What you should do:
Your answer should be every line below that includes the word "Minimal".

Supplied material:
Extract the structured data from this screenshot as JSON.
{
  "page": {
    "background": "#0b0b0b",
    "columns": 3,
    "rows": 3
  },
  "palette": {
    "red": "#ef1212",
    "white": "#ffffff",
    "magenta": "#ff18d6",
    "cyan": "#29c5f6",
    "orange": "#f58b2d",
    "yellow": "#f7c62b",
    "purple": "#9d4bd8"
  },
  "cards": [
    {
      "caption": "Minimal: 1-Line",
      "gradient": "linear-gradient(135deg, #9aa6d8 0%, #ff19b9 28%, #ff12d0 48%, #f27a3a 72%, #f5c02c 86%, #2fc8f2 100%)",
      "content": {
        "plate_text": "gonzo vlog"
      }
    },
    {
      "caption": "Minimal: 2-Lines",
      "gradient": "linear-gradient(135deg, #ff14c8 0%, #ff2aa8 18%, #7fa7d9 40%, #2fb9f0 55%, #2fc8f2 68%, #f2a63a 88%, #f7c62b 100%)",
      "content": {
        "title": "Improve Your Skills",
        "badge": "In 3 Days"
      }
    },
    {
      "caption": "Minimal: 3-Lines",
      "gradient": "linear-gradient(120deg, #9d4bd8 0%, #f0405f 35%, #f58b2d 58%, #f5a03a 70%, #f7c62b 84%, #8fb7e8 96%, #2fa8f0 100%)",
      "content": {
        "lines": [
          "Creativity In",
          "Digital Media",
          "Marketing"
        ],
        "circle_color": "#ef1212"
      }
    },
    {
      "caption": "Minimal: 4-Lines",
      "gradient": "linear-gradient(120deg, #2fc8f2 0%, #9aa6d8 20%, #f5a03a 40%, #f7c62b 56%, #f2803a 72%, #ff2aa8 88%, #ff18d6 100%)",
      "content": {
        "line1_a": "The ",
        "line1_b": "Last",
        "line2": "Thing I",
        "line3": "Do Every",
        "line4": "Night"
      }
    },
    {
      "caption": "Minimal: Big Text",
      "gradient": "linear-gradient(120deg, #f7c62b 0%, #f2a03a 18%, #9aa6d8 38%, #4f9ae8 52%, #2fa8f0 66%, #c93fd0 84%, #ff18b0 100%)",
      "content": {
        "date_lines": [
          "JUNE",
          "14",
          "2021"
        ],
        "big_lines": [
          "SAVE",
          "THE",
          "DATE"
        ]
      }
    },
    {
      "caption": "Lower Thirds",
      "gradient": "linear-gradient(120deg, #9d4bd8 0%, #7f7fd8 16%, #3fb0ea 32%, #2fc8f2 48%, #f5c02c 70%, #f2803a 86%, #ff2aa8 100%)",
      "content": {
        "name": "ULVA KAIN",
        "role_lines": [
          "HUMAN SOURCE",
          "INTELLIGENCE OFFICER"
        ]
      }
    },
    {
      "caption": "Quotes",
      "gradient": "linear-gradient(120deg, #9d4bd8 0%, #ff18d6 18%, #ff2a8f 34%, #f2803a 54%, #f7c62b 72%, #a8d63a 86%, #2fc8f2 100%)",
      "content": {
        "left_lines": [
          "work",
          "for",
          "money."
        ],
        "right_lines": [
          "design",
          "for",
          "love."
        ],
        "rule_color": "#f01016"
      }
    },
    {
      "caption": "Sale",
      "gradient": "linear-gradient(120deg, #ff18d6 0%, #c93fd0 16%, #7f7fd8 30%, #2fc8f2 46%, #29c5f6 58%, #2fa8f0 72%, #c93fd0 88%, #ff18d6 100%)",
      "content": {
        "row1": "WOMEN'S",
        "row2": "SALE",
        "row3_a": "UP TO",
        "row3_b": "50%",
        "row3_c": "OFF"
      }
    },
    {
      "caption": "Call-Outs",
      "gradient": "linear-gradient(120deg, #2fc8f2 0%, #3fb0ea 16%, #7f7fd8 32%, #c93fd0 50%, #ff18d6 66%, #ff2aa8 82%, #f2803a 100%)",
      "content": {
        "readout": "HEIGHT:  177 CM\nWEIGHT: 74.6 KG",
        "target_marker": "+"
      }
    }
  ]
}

Response:
      "caption": "Minimal: 1-Line",
      "caption": "Minimal: 2-Lines",
      "caption": "Minimal: 3-Lines",
      "caption": "Minimal: 4-Lines",
      "caption": "Minimal: Big Text",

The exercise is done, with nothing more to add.